I’ve always whistled to a different tune. So when I was diagnosed with a “rare cancer” such as MM, it wasn’t that surprising that I’d have to get something rare. But I didn’t stop there. Somehow I’ve ended up with a spinal cord that’s atrophied at the T8, where I’d had a lesion (tumor). I’ve not met or heard of another MM patient having this same experience. I’ve even asked my doctor(s) – nada.

It gets to me sometimes that I haven’t met another person with MM who has had this same experience. I’m expecting too much, I know.

Although I haven’t conquered my bowel function to an acceptable degree, I’m doing OK. I’m just not predictable, comfortable, or regular. Some of it is because I don’t have a routine down as far as sleep or eating. I’m sure it would help if I was more routine. (Make note to myself to work on that.)

In some ways I feel like my feet hurt a little more or that I’m even less steady in my getting around. At home I will move around without a cane sometimes, but only for short distances and where I can touch the wall for balance. I use a cane or walker.

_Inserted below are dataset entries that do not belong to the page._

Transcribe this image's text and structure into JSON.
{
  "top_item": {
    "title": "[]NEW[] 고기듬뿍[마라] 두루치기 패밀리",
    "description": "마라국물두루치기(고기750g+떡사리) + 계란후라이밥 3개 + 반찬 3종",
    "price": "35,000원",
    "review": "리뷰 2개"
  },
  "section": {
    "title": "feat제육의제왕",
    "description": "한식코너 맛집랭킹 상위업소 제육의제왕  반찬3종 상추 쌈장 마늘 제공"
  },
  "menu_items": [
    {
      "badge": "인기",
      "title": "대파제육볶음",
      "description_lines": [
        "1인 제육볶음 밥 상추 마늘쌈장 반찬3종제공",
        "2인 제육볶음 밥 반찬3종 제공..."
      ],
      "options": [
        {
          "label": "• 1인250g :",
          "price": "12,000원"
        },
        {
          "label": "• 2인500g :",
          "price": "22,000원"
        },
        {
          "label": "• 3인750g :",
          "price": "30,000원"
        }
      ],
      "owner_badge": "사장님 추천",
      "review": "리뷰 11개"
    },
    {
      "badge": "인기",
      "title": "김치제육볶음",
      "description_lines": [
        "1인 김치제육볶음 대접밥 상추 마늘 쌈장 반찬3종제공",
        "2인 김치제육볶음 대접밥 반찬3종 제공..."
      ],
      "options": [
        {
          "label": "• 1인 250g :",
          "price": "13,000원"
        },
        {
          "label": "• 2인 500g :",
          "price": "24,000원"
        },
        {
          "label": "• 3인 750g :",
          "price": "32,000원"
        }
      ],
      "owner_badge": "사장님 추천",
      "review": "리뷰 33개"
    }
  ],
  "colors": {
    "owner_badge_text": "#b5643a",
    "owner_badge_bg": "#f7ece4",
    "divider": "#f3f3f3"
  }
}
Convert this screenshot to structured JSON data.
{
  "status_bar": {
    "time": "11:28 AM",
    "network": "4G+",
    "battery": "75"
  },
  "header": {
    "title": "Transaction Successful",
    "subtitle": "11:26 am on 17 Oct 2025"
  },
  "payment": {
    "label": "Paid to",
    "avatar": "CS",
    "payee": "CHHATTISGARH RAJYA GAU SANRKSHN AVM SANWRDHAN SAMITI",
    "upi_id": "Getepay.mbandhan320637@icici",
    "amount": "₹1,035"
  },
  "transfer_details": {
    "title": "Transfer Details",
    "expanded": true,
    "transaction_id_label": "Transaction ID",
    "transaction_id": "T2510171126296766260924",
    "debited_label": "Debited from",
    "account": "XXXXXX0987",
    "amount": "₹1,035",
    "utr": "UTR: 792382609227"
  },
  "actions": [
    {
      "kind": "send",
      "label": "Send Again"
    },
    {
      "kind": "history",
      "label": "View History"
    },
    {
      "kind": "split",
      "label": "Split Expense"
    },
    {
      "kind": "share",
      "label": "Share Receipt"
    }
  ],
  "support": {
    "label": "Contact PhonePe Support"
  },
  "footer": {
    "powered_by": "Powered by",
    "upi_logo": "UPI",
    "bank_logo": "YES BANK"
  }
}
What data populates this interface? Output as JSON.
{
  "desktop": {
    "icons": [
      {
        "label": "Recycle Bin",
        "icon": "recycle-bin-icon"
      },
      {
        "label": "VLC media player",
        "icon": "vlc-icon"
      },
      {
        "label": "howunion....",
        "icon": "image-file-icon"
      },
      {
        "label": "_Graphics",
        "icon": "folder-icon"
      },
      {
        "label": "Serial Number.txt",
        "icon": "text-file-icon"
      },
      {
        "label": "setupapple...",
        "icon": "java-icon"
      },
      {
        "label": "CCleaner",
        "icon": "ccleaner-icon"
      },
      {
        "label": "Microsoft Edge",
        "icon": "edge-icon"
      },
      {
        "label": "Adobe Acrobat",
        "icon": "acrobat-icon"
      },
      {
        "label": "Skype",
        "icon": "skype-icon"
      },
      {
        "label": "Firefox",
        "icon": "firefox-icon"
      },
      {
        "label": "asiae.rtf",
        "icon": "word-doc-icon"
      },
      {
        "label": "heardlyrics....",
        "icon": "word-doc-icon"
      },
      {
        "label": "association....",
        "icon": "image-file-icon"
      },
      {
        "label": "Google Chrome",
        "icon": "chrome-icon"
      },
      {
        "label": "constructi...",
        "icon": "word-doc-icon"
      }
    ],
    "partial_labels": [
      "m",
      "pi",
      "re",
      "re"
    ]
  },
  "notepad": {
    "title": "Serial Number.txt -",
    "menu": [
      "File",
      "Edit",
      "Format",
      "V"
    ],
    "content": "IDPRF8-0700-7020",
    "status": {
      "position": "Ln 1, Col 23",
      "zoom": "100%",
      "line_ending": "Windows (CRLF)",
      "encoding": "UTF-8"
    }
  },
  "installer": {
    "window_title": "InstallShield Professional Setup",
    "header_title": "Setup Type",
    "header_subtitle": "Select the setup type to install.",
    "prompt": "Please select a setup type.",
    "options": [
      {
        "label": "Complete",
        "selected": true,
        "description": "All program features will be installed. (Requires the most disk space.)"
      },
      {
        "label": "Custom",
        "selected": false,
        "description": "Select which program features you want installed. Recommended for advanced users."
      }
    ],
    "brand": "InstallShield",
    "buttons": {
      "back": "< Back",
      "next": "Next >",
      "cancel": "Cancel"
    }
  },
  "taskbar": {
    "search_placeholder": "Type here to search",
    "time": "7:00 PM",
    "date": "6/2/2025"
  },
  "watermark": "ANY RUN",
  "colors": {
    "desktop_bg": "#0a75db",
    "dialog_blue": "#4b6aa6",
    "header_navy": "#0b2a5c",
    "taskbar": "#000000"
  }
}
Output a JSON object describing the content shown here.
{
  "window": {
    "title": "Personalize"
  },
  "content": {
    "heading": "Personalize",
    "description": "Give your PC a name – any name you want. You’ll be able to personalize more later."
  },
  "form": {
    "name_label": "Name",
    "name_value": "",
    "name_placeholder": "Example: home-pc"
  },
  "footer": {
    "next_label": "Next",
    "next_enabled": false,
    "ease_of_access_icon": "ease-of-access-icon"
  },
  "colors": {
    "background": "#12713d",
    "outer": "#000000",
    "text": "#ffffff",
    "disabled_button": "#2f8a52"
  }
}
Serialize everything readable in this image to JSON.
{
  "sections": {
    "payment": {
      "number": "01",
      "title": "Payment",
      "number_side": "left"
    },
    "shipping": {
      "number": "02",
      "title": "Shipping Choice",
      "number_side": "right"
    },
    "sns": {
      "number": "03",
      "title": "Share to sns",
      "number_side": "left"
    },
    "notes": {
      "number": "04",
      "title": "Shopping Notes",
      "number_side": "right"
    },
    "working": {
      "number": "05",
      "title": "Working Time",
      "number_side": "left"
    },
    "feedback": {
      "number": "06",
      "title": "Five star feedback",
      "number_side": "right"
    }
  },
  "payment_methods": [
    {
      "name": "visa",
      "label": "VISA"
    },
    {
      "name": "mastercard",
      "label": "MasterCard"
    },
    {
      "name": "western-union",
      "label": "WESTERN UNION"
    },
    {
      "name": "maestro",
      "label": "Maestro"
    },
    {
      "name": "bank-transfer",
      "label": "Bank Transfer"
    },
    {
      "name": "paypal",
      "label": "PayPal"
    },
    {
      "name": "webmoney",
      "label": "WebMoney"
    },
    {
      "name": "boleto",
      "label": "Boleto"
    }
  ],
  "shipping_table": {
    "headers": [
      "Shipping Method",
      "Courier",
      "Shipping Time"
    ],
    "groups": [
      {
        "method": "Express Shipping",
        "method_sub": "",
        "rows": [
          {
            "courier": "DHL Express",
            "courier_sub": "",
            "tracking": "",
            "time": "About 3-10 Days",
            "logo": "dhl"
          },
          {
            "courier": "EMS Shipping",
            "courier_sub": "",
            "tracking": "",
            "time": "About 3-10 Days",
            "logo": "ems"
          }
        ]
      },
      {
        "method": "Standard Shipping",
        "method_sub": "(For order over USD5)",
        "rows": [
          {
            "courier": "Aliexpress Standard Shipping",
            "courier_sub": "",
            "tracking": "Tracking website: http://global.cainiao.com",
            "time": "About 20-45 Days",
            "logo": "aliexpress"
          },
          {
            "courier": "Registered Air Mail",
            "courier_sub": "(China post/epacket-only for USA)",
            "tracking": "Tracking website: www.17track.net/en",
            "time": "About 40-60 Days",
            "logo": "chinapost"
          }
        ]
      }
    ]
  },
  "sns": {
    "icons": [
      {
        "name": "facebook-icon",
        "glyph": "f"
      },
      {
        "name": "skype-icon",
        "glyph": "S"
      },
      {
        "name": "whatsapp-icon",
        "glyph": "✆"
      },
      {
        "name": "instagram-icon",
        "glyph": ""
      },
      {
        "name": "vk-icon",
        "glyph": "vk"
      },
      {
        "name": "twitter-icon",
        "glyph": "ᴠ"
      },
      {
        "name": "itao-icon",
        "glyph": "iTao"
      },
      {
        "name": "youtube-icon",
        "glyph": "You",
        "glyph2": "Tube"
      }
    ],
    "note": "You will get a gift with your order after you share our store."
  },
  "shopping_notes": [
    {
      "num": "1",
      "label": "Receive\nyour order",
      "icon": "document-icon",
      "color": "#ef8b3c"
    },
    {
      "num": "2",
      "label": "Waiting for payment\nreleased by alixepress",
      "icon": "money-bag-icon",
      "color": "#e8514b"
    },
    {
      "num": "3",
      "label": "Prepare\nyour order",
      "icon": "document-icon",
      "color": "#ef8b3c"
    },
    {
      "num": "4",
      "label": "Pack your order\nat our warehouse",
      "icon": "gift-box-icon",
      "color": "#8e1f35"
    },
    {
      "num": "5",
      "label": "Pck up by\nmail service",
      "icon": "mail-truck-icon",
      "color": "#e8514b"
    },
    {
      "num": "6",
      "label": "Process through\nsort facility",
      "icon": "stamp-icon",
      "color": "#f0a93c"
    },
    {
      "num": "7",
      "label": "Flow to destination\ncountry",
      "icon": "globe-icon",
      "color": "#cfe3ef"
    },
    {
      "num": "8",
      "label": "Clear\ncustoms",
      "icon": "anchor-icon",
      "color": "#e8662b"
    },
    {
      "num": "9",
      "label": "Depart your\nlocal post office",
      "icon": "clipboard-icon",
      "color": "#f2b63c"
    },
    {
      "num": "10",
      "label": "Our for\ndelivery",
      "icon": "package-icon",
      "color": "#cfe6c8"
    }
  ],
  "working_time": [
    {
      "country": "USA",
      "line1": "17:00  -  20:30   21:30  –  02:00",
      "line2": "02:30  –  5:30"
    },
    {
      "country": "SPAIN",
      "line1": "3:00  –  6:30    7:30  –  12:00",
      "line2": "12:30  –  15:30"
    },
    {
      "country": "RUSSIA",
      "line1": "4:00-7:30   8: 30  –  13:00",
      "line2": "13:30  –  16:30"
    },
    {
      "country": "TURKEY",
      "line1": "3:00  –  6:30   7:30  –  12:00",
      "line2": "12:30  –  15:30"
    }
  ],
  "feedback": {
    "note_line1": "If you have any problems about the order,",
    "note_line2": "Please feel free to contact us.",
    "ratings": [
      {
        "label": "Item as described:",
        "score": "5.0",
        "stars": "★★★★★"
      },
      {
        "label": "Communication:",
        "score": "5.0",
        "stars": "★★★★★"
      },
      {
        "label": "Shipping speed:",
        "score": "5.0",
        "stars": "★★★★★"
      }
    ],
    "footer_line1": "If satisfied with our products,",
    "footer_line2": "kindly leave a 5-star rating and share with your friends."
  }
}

But with all that, at the dentist appointment yesterday, my hygenist (sp) she said I both looked better and got around better. Hey! I’ll take that.

I made it a point to “smile” yesterday. When I walked in the dentist office and the receptionist said ‘hi’ and remembered me, I was approachable. Instead of just responding I was “fine” and sitting down, I interacted with her (Denise). I had to ask her to remind me of her name and proceded to talk to her, ask her questions about her life. She’s got a son with health issues. I felt more like the “old me” than I have in a long, long time and it felt good.

It’s been so long ago since that day when I sat indian-style in my hospital bed with the doctor telling me he thought I might have myeloma. I didn’t even know what myeloma was, much less that it was a cancer. That was way back in October 2005.

Trust

by Thomas R. Smith 

It’s like so many other things in life
to which you must say no or yes.
So you take your car to the new mechanic.
Sometimes the best thing to do is trust.

The package left with the disreputable-looking
clerk, the check gulped by the night deposit,
the envelope passed by dozens of strangers—
all show up at their intended destinations.

The theft that could have happened doesn’t.
Wind finally gets where it was going
through the snowy trees, and the river, even
when frozen, arrives at the right place.

And sometimes you sense how faithfully your life
is delivered, even though you can’t read the address.

“Trust” by Thomas R. Smith, from Waking Before Dawn. © Red Dragonfly Press, 2007. 
________________________________________

More about Thomas R. Smith. What does health care reform have to do with poetry? A timely essay by Mr. Smith: A Guide to the Health Care Labrynth.